▶ [WHAT THIS TASK INVOLVES]:
Without changing a word, copy every line of the listing below and leave out the images.

▶ [DATASET RECORDS]:
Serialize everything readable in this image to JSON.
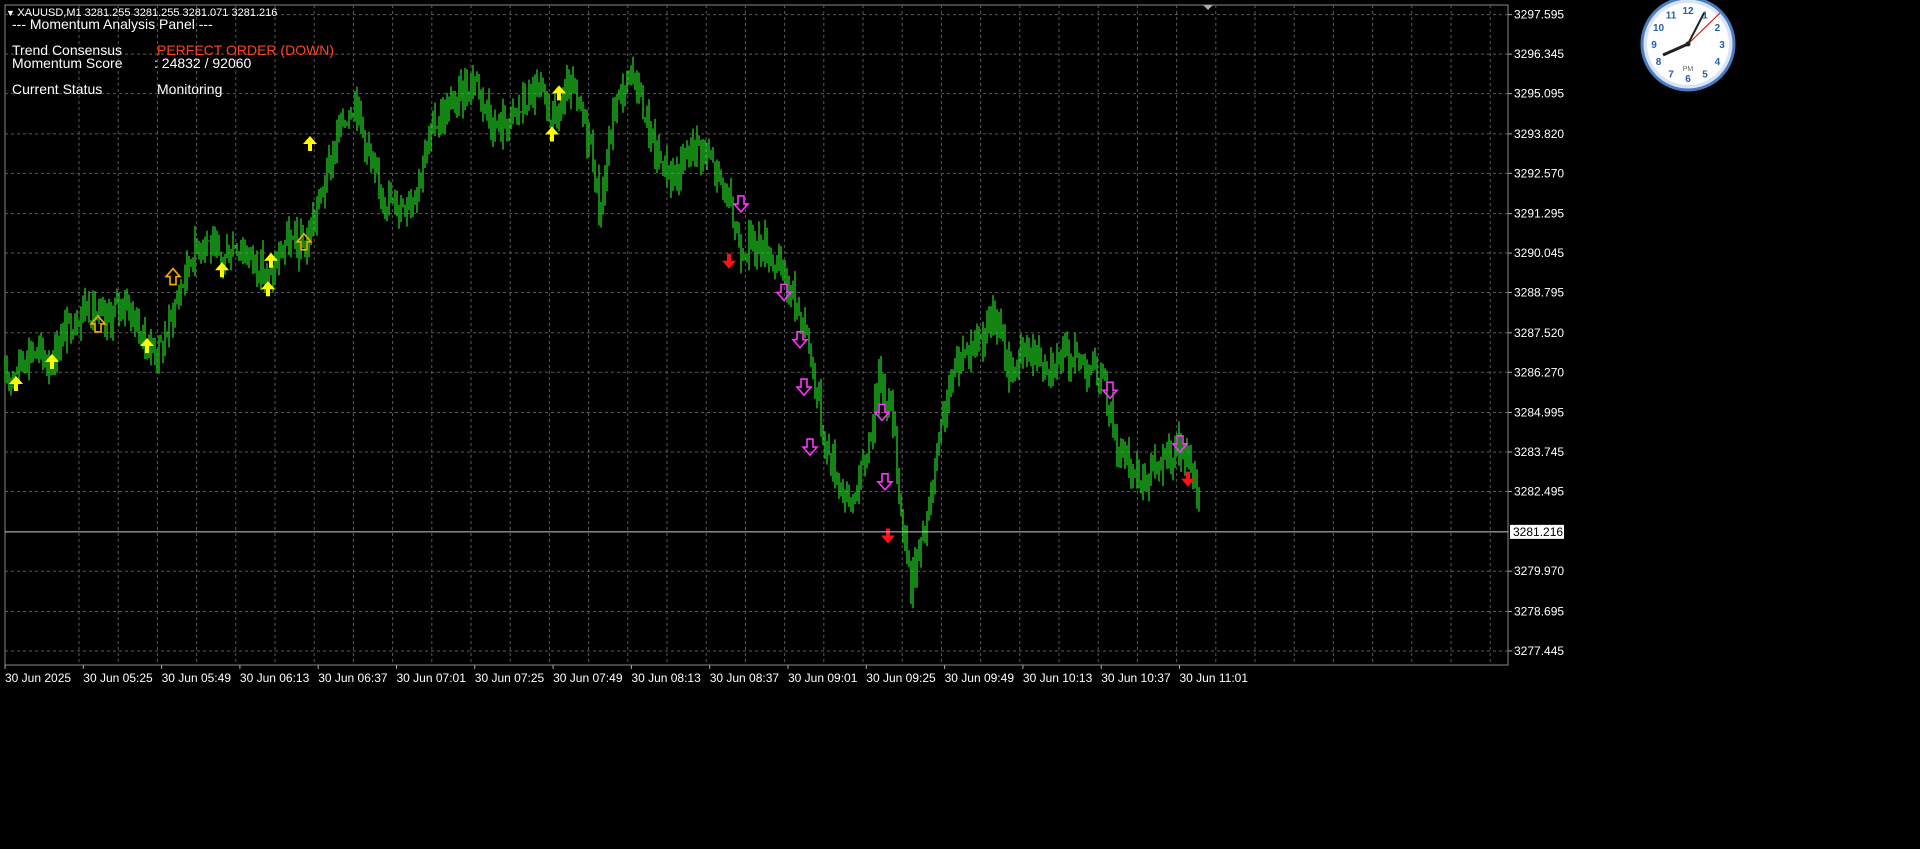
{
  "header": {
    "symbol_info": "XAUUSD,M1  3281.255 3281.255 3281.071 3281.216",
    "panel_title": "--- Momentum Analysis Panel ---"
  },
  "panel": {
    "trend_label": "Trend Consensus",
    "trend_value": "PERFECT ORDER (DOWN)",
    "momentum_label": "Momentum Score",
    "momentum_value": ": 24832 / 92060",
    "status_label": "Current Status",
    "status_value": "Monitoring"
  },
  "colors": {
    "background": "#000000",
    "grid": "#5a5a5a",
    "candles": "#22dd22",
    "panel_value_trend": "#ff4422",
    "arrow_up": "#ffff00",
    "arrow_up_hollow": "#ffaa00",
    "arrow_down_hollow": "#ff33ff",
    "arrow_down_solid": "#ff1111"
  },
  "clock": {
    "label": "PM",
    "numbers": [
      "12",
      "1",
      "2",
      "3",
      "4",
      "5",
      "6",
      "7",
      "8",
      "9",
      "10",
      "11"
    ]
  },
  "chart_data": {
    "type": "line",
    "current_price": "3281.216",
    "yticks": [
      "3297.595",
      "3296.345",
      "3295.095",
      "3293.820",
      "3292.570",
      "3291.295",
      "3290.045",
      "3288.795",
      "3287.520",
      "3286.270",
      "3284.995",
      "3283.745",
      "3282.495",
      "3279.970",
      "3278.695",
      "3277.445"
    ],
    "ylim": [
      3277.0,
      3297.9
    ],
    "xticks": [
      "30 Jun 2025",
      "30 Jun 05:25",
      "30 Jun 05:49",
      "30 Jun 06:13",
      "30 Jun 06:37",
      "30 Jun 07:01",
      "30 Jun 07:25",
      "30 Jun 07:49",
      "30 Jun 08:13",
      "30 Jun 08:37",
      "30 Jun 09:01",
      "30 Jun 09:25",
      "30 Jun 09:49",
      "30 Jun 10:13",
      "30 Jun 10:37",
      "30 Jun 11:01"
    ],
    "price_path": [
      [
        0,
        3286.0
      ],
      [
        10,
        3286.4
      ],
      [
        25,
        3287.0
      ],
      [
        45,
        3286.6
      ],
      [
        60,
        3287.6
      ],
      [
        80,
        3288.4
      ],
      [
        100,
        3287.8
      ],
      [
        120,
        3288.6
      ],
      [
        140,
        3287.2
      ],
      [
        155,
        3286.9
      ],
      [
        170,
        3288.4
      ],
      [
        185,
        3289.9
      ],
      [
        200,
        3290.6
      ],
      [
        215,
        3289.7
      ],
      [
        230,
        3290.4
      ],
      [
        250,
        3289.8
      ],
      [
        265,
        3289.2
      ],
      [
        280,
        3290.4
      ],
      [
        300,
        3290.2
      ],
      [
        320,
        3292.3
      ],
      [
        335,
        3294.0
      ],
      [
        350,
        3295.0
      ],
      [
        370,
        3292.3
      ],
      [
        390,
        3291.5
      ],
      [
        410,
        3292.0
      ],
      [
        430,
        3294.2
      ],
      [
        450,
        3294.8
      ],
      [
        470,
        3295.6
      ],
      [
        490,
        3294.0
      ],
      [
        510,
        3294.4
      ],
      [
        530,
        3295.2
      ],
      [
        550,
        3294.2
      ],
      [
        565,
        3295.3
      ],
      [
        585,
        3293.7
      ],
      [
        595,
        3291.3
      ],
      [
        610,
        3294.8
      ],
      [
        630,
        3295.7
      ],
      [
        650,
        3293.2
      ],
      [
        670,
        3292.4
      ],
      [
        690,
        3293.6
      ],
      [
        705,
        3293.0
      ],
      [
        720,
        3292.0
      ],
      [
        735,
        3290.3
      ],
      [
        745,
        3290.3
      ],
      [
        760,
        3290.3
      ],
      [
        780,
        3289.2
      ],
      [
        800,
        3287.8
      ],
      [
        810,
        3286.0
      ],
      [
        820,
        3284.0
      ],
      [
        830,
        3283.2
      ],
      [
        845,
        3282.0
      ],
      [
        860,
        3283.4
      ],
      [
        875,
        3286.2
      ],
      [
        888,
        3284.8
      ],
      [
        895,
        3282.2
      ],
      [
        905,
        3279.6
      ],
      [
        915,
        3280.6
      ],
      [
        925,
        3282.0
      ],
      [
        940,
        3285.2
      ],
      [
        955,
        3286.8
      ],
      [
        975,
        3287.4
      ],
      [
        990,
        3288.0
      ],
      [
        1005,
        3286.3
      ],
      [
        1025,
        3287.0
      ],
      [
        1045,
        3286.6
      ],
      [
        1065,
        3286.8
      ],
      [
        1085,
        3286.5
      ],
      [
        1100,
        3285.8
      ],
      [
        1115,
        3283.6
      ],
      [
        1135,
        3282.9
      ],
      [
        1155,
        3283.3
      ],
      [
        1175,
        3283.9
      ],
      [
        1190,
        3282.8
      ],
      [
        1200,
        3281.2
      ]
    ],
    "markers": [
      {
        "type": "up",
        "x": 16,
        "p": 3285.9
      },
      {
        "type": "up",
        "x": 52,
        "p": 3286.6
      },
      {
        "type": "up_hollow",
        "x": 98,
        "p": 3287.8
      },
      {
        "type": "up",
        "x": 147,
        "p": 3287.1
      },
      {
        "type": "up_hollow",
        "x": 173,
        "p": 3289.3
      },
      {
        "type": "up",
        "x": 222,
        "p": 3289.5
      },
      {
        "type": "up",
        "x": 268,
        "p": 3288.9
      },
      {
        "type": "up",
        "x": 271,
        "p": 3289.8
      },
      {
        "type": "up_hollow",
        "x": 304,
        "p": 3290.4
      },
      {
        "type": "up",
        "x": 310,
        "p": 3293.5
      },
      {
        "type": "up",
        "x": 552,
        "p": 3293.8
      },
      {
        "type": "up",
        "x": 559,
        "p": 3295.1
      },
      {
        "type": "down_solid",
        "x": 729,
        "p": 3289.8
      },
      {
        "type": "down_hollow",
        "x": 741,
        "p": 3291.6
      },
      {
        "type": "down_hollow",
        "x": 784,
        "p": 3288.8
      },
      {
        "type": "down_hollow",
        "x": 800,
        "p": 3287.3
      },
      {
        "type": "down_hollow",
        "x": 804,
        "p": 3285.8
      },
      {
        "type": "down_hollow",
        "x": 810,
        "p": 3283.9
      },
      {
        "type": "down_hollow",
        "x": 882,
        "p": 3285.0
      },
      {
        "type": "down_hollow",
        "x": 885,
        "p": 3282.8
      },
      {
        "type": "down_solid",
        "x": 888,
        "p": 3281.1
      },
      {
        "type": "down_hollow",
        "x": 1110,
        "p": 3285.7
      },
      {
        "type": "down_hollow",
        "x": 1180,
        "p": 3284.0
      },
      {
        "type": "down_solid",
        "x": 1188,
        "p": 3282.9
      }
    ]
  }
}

▶ [WRITTEN ANSWER]:
Serialize everything readable in this image to JSON.
{
  "header": {
    "symbol_info": "XAUUSD,M1  3281.255 3281.255 3281.071 3281.216",
    "panel_title": "--- Momentum Analysis Panel ---"
  },
  "panel": {
    "trend_label": "Trend Consensus",
    "trend_value": "PERFECT ORDER (DOWN)",
    "momentum_label": "Momentum Score",
    "momentum_value": ": 24832 / 92060",
    "status_label": "Current Status",
    "status_value": "Monitoring"
  },
  "colors": {
    "background": "#000000",
    "grid": "#5a5a5a",
    "candles": "#22dd22",
    "panel_value_trend": "#ff4422",
    "arrow_up": "#ffff00",
    "arrow_up_hollow": "#ffaa00",
    "arrow_down_hollow": "#ff33ff",
    "arrow_down_solid": "#ff1111"
  },
  "clock": {
    "label": "PM",
    "numbers": [
      "12",
      "1",
      "2",
      "3",
      "4",
      "5",
      "6",
      "7",
      "8",
      "9",
      "10",
      "11"
    ]
  },
  "chart_data": {
    "type": "line",
    "current_price": "3281.216",
    "yticks": [
      "3297.595",
      "3296.345",
      "3295.095",
      "3293.820",
      "3292.570",
      "3291.295",
      "3290.045",
      "3288.795",
      "3287.520",
      "3286.270",
      "3284.995",
      "3283.745",
      "3282.495",
      "3279.970",
      "3278.695",
      "3277.445"
    ],
    "ylim": [
      3277.0,
      3297.9
    ],
    "xticks": [
      "30 Jun 2025",
      "30 Jun 05:25",
      "30 Jun 05:49",
      "30 Jun 06:13",
      "30 Jun 06:37",
      "30 Jun 07:01",
      "30 Jun 07:25",
      "30 Jun 07:49",
      "30 Jun 08:13",
      "30 Jun 08:37",
      "30 Jun 09:01",
      "30 Jun 09:25",
      "30 Jun 09:49",
      "30 Jun 10:13",
      "30 Jun 10:37",
      "30 Jun 11:01"
    ],
    "price_path": [
      [
        0,
        3286.0
      ],
      [
        10,
        3286.4
      ],
      [
        25,
        3287.0
      ],
      [
        45,
        3286.6
      ],
      [
        60,
        3287.6
      ],
      [
        80,
        3288.4
      ],
      [
        100,
        3287.8
      ],
      [
        120,
        3288.6
      ],
      [
        140,
        3287.2
      ],
      [
        155,
        3286.9
      ],
      [
        170,
        3288.4
      ],
      [
        185,
        3289.9
      ],
      [
        200,
        3290.6
      ],
      [
        215,
        3289.7
      ],
      [
        230,
        3290.4
      ],
      [
        250,
        3289.8
      ],
      [
        265,
        3289.2
      ],
      [
        280,
        3290.4
      ],
      [
        300,
        3290.2
      ],
      [
        320,
        3292.3
      ],
      [
        335,
        3294.0
      ],
      [
        350,
        3295.0
      ],
      [
        370,
        3292.3
      ],
      [
        390,
        3291.5
      ],
      [
        410,
        3292.0
      ],
      [
        430,
        3294.2
      ],
      [
        450,
        3294.8
      ],
      [
        470,
        3295.6
      ],
      [
        490,
        3294.0
      ],
      [
        510,
        3294.4
      ],
      [
        530,
        3295.2
      ],
      [
        550,
        3294.2
      ],
      [
        565,
        3295.3
      ],
      [
        585,
        3293.7
      ],
      [
        595,
        3291.3
      ],
      [
        610,
        3294.8
      ],
      [
        630,
        3295.7
      ],
      [
        650,
        3293.2
      ],
      [
        670,
        3292.4
      ],
      [
        690,
        3293.6
      ],
      [
        705,
        3293.0
      ],
      [
        720,
        3292.0
      ],
      [
        735,
        3290.3
      ],
      [
        745,
        3290.3
      ],
      [
        760,
        3290.3
      ],
      [
        780,
        3289.2
      ],
      [
        800,
        3287.8
      ],
      [
        810,
        3286.0
      ],
      [
        820,
        3284.0
      ],
      [
        830,
        3283.2
      ],
      [
        845,
        3282.0
      ],
      [
        860,
        3283.4
      ],
      [
        875,
        3286.2
      ],
      [
        888,
        3284.8
      ],
      [
        895,
        3282.2
      ],
      [
        905,
        3279.6
      ],
      [
        915,
        3280.6
      ],
      [
        925,
        3282.0
      ],
      [
        940,
        3285.2
      ],
      [
        955,
        3286.8
      ],
      [
        975,
        3287.4
      ],
      [
        990,
        3288.0
      ],
      [
        1005,
        3286.3
      ],
      [
        1025,
        3287.0
      ],
      [
        1045,
        3286.6
      ],
      [
        1065,
        3286.8
      ],
      [
        1085,
        3286.5
      ],
      [
        1100,
        3285.8
      ],
      [
        1115,
        3283.6
      ],
      [
        1135,
        3282.9
      ],
      [
        1155,
        3283.3
      ],
      [
        1175,
        3283.9
      ],
      [
        1190,
        3282.8
      ],
      [
        1200,
        3281.2
      ]
    ],
    "markers": [
      {
        "type": "up",
        "x": 16,
        "p": 3285.9
      },
      {
        "type": "up",
        "x": 52,
        "p": 3286.6
      },
      {
        "type": "up_hollow",
        "x": 98,
        "p": 3287.8
      },
      {
        "type": "up",
        "x": 147,
        "p": 3287.1
      },
      {
        "type": "up_hollow",
        "x": 173,
        "p": 3289.3
      },
      {
        "type": "up",
        "x": 222,
        "p": 3289.5
      },
      {
        "type": "up",
        "x": 268,
        "p": 3288.9
      },
      {
        "type": "up",
        "x": 271,
        "p": 3289.8
      },
      {
        "type": "up_hollow",
        "x": 304,
        "p": 3290.4
      },
      {
        "type": "up",
        "x": 310,
        "p": 3293.5
      },
      {
        "type": "up",
        "x": 552,
        "p": 3293.8
      },
      {
        "type": "up",
        "x": 559,
        "p": 3295.1
      },
      {
        "type": "down_solid",
        "x": 729,
        "p": 3289.8
      },
      {
        "type": "down_hollow",
        "x": 741,
        "p": 3291.6
      },
      {
        "type": "down_hollow",
        "x": 784,
        "p": 3288.8
      },
      {
        "type": "down_hollow",
        "x": 800,
        "p": 3287.3
      },
      {
        "type": "down_hollow",
        "x": 804,
        "p": 3285.8
      },
      {
        "type": "down_hollow",
        "x": 810,
        "p": 3283.9
      },
      {
        "type": "down_hollow",
        "x": 882,
        "p": 3285.0
      },
      {
        "type": "down_hollow",
        "x": 885,
        "p": 3282.8
      },
      {
        "type": "down_solid",
        "x": 888,
        "p": 3281.1
      },
      {
        "type": "down_hollow",
        "x": 1110,
        "p": 3285.7
      },
      {
        "type": "down_hollow",
        "x": 1180,
        "p": 3284.0
      },
      {
        "type": "down_solid",
        "x": 1188,
        "p": 3282.9
      }
    ]
  }
}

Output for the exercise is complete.